Wide shot of a garage sale in front of a home.
Medium shot of a buyer giving money to the seller (who wears a CP T-shirt).
Close up shot of money in seller’s hand being counted, revealing a Wii-mote controller.
Close up of Wii-controller now in kid’s hands (different angle, red background).
Medium shot of kid with energy sword rising out of the Wii-mote.
Wide shot of kid attacking dragon with sword.
Here are three of the pitches we presented in that first round to Child’s Play. Pitch A shows a kid facing their misery in the form of a dragon, using weapons of hope provided by Child’s Play supporters. Pitch B shows a kid’s hospital bed transform into a mech to zap the public with CP awareness, ultimately bringing back games to the other kids in the ward. Pitch C shows a sick child pulled into a TV to enter various recognizable video games, each of which represents a way the public can help Child’s Play.
4. WHICH WILL THEY CHOOSE?:
Jamie and her team then considered which pitch they felt best communicated the spirit of their organization and their message We waited a few days, holding our breath, and then learned which general direction we would devote the next three months to developing.
CP chose Pitch C: a kid being pulled into the TV and entering a series of popular games to represent different ways to help Child’s Play.

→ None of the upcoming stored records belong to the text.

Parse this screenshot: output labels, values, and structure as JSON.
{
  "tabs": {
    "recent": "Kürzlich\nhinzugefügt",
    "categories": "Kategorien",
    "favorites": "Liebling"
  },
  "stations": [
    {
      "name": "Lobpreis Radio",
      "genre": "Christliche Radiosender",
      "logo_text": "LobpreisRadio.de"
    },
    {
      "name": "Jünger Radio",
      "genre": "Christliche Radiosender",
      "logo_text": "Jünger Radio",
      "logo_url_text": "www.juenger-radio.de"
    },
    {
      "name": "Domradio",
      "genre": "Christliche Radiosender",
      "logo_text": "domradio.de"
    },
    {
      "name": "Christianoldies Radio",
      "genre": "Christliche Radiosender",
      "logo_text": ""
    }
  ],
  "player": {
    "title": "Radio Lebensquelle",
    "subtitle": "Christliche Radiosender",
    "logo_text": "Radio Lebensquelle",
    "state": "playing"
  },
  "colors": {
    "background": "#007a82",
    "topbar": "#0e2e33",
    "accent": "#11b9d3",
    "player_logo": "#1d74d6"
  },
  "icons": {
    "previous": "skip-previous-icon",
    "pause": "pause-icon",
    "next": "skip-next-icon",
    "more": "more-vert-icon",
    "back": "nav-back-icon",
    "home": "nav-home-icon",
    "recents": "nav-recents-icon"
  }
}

Once again we were both excited and apprehensive. Of all the pitches, this was the most work, with the most different settings, styles, and characters, exacerbated by the challenge of making all the games recognizable as the originals. The artists went home and created a significant variation on the chosen pitch, to explore the space of the chosen direction and come up with the best possible execution, and two rounds later we had our final, client-approved storyboard and we were ready to design characters.

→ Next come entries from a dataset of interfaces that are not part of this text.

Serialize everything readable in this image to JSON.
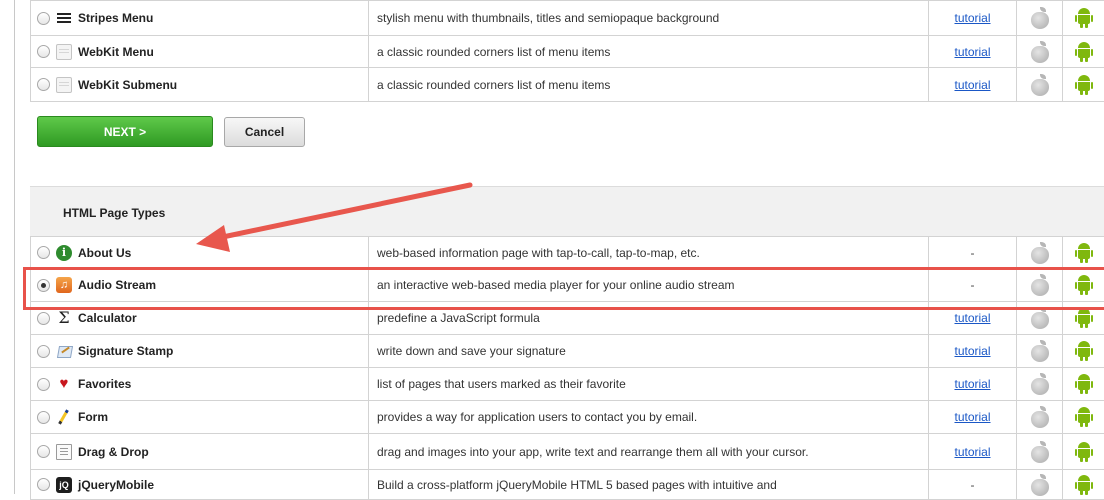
{
  "top_rows": [
    {
      "icon": "stripes-icon",
      "name": "Stripes Menu",
      "desc": "stylish menu with thumbnails, titles and semiopaque background",
      "link": "tutorial",
      "selected": false
    },
    {
      "icon": "webkit-menu-icon",
      "name": "WebKit Menu",
      "desc": "a classic rounded corners list of menu items",
      "link": "tutorial",
      "selected": false
    },
    {
      "icon": "webkit-menu-icon",
      "name": "WebKit Submenu",
      "desc": "a classic rounded corners list of menu items",
      "link": "tutorial",
      "selected": false
    }
  ],
  "buttons": {
    "next": "NEXT >",
    "cancel": "Cancel"
  },
  "section": {
    "title": "HTML Page Types"
  },
  "page_types": [
    {
      "icon": "info-icon",
      "name": "About Us",
      "desc": "web-based information page with tap-to-call, tap-to-map, etc.",
      "link": "-",
      "selected": false
    },
    {
      "icon": "audio-icon",
      "name": "Audio Stream",
      "desc": "an interactive web-based media player for your online audio stream",
      "link": "-",
      "selected": true
    },
    {
      "icon": "sigma-icon",
      "name": "Calculator",
      "desc": "predefine a JavaScript formula",
      "link": "tutorial",
      "selected": false
    },
    {
      "icon": "signature-icon",
      "name": "Signature Stamp",
      "desc": "write down and save your signature",
      "link": "tutorial",
      "selected": false
    },
    {
      "icon": "heart-icon",
      "name": "Favorites",
      "desc": "list of pages that users marked as their favorite",
      "link": "tutorial",
      "selected": false
    },
    {
      "icon": "pencil-icon",
      "name": "Form",
      "desc": "provides a way for application users to contact you by email.",
      "link": "tutorial",
      "selected": false
    },
    {
      "icon": "drag-icon",
      "name": "Drag & Drop",
      "desc": "drag and images into your app, write text and rearrange them all with your cursor.",
      "link": "tutorial",
      "selected": false
    },
    {
      "icon": "jquerymobile-icon",
      "name": "jQueryMobile",
      "desc": "Build a cross-platform jQueryMobile HTML 5 based pages with intuitive and",
      "link": "-",
      "selected": false
    }
  ],
  "platform_icons": [
    "apple-icon",
    "android-icon"
  ],
  "annotation_colors": {
    "arrow": "#e8574d",
    "highlight": "#e8524a"
  },
  "accent_colors": {
    "next_button": "#3aa82b",
    "link": "#1a57c6"
  }
}
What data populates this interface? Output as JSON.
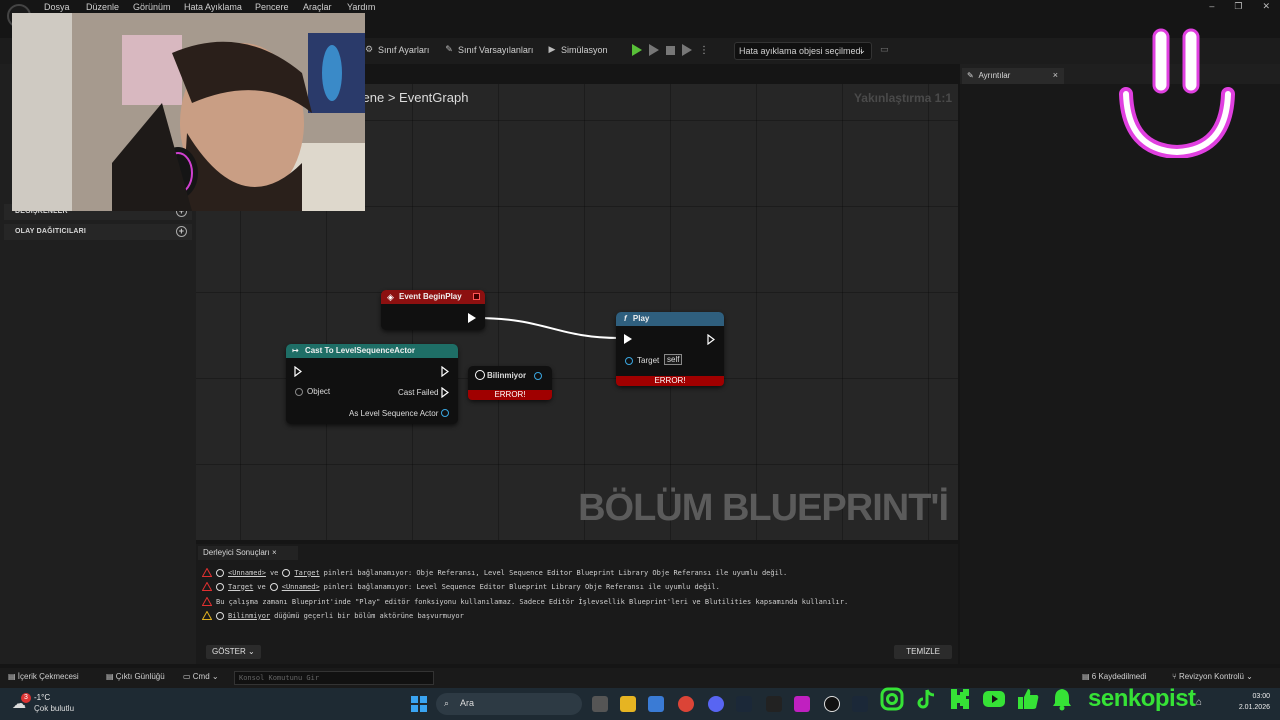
{
  "menu": [
    "Dosya",
    "Düzenle",
    "Görünüm",
    "Hata Ayıklama",
    "Pencere",
    "Araçlar",
    "Yardım"
  ],
  "window_controls": [
    "–",
    "❐",
    "✕"
  ],
  "toolbar": {
    "class_settings": "Sınıf Ayarları",
    "class_defaults": "Sınıf Varsayılanları",
    "simulation": "Simülasyon",
    "debug_object": "Hata ayıklama objesi seçilmedi"
  },
  "left_panel": {
    "variables": "DEĞİŞKENLER",
    "event_dispatchers": "OLAY DAĞITICILARI"
  },
  "graph": {
    "breadcrumb_prefix": "cene",
    "breadcrumb_sep": ">",
    "breadcrumb_current": "EventGraph",
    "zoom": "Yakınlaştırma 1:1",
    "watermark": "BÖLÜM BLUEPRINT'İ"
  },
  "nodes": {
    "begin_play": {
      "title": "Event BeginPlay"
    },
    "play": {
      "title": "Play",
      "target_label": "Target",
      "target_value": "self",
      "error": "ERROR!"
    },
    "cast": {
      "title": "Cast To LevelSequenceActor",
      "object": "Object",
      "cast_failed": "Cast Failed",
      "as_actor": "As Level Sequence Actor"
    },
    "unknown": {
      "title": "Bilinmiyor",
      "error": "ERROR!"
    }
  },
  "details": {
    "tab": "Ayrıntılar",
    "close": "×"
  },
  "compiler": {
    "tab": "Derleyici Sonuçları",
    "tab_close": "×",
    "messages": [
      {
        "kind": "error",
        "a": "<Unnamed>",
        "b": "ve",
        "c": "Target",
        "rest": "pinleri bağlanamıyor: Obje Referansı, Level Sequence Editor Blueprint Library Obje Referansı ile uyumlu değil."
      },
      {
        "kind": "error",
        "a": "Target",
        "b": "ve",
        "c": "<Unnamed>",
        "rest": "pinleri bağlanamıyor: Level Sequence Editor Blueprint Library Obje Referansı ile uyumlu değil."
      },
      {
        "kind": "error",
        "text": "Bu çalışma zamanı Blueprint'inde \"Play\" editör fonksiyonu kullanılamaz. Sadece Editör İşlevsellik Blueprint'leri ve Blutilities kapsamında kullanılır."
      },
      {
        "kind": "warning",
        "a": "Bilinmiyor",
        "rest": "düğümü geçerli bir bölüm aktörüne başvurmuyor"
      }
    ],
    "show": "GÖSTER",
    "clear": "TEMİZLE"
  },
  "statusbar": {
    "content_drawer": "İçerik Çekmecesi",
    "output_log": "Çıktı Günlüğü",
    "cmd": "Cmd",
    "console_placeholder": "Konsol Komutunu Gir",
    "saved": "6 Kaydedilmedi",
    "revision": "Revizyon Kontrolü"
  },
  "taskbar": {
    "temperature": "-1°C",
    "weather": "Çok bulutlu",
    "weather_badge": "3",
    "search": "Ara",
    "time": "03:00",
    "date": "2.01.2026"
  },
  "overlay": {
    "brand": "senkopist"
  },
  "colors": {
    "event_head": "#8c1010",
    "play_head": "#2f5f7e",
    "cast_head": "#1e6e66",
    "error": "#a00000",
    "pin_blue": "#3aa6e0",
    "brand_green": "#36e236",
    "smiley_pink": "#e040e0"
  }
}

The Final Storyboard:
CHARACTER DESIGN: Our main character design exercise is inspired by international short animation. Each student chooses a year from the last decade and closely examines the style of animated short films produced in that year, choosing 2-3 films to use as template for stylizing our chosen characters. The results are not intended to be perfect copies of the style of the referenced films, but to push our artists to try different directions in body and feature proportions, line weight, and use of color. In the end, these different directions get filtered through each artist into new styles of character from which the client chooses.
Art by Myriam Aburto, Neil Gradozzi, Jade Paquette, Edric Perkins, and Holly Thompson
After much deliberation, the client chose a few from our list and gave us the final choice, and we decided we best liked the African American girl with the pigtails and big rectangular glasses (#6). We liked the vulnerability of the sketch and how the glasses could easily be used to identify her even as she was transformed into many other game versions of herself. For the shots with more characters, however, we found homes for our other favorites from this list.
SETTING DESIGN: Normally, the character style then dictates the setting designs, but for the chosen Child’s Play pitch we instead had five well-known video games to emulate. Rather than engage in the painstaking and artistically unrewarding task of reproducing those games photographically, we decided early to strive for a version of each game that merged hospital objects into the landscape–bandages, stethoscopes, pills and tongue depressors– both to maintain the medical theme and to allow us some room to stylize these settings rather than force perfect fidelity, which gave us more time to focus on character performance. So our Ms Pacman is in a maze of bandages and the musicians in our Rock Band all wear hospital gowns. We decided our non-game framing sequence would be 3D mostly to have clear contrast with the first game world, and with that choice we were ready to research reference material and begin production.
NEXT TIME: Production!